Free Essays

Consumer Confidence

The rapid reduction of consumer spending on durables (such as houses, cars, etc) has caused production to fall. Orders for durable goods decreased by 4. 5% from August to September of 2008 to a seasonally adjusted $208. 50 billion, according to the Commerce Department. New-home sales dived 11. 5% to 460,000, the lowest mark in 17 years, Commerce said in a separate report. The Labor Department said new claims for jobless benefits jumped by 32,000 on a seasonally adjusted basis to 493,000 in the week

ended Sept. 20. Gallup polls’ summary economic indicators show a deterioration of public confidence in the economy since the news that Lehman Brothers, succumbing to the financial pressure of the nation’s mortgage industry crisis, went bankrupt. (Consumer Confidence, 2008) That deterioration seemed to accelerate in the following weeks, after a several days of news discussion about the failure of insurance giant AIG, and other institutions. (Consumer Confidence, 2008)

The percentage of Americans calling current economic conditions “poor” is now 45%, the worst this rating has been since early August — although still below the record high for the year of 52% in July. (Consumer Confidence, 2008) This is up from 40% just prior to the news of Lehman Brothers’ demise.

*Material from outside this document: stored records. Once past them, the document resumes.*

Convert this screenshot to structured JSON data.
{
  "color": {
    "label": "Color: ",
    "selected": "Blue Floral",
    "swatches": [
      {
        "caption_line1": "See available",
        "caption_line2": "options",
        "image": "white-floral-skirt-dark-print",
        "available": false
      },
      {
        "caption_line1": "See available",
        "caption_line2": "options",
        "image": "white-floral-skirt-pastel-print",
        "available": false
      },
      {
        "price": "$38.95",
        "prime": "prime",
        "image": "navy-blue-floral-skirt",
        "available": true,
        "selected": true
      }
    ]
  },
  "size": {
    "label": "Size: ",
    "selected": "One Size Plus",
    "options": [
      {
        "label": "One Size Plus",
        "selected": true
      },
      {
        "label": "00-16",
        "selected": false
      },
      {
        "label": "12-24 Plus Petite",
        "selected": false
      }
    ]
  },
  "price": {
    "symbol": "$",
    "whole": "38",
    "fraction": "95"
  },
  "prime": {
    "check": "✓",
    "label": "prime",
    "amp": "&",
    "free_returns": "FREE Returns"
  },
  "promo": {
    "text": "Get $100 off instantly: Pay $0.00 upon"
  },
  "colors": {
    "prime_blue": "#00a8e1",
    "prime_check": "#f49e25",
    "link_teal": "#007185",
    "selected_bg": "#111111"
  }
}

Earlier this month, only 38% of Americans called the economy poor, which was the lowest rating on this measure seen since March. (Consumer Confidence, 2008) Many individuals in the media have called for panic in the face of the crisis.

(Pitzke, 2008) Millions of home owners have defaulted on their mortgages due to lending practices that fudged qualification guidelines, and imposed prohibitive “balloon-style” interest rates (ARM’s) which were impossible for buyers to keep up with. Over the 2003-2006 time period unusually low interest rates and buyers expectations of double-digit home-price increases facilitated a record $3. 2 trillion in home mortgages being written by U. S. lenders, with about 20% of this amount considered sub-prime.

(The US Mortgage Crisis, 2008) The sub-prime mortgage sector serves borrowers with poor credit histories at higher interest rates. The fast pace of mortgage originations was greater than long-term mortgage demand levels. (The US Mortgage Crisis, 2008) As a result there will be much lower housing demand in the coming few years. One of the major developments leading to the large increase in sub-prime lending over the last few years was the adoption of new credit scoring techniques. (The US Mortgage Crisis, 2008) This allowed lenders to sort applicants by creditworthiness and set risk-based loan interest rates.

A large percentage of these loans were originated by mortgage brokers who then sold the loans to Wall Street investment banks. (The US Mortgage Crisis, 2008) The investment banks, in turn, packaged the loans into collateralized debt obligations and sold these to investors around the world. As with any new credit product, investors had difficulty evaluating the sub-prime debt default risk. (The US Mortgage Crisis, 2008) Historical data suggested that if the unemployment rate remained low, so too would default risk.

(The US Mortgage Crisis, 2008) That quantitative model ignored two factors keeping defaults low over the 2002-2005 periods. Rising home prices allowed sub prime borrowers the opportunity to refinance the loan or sell the property whenever they where unable to make their monthly payments. (The US Mortgage Crisis, 2008) Second, falling interest rates from 2001 to 2004 reduced ARM indexes which limited the teaser interest rate (the “low introductory rate” offered in the short term) increases.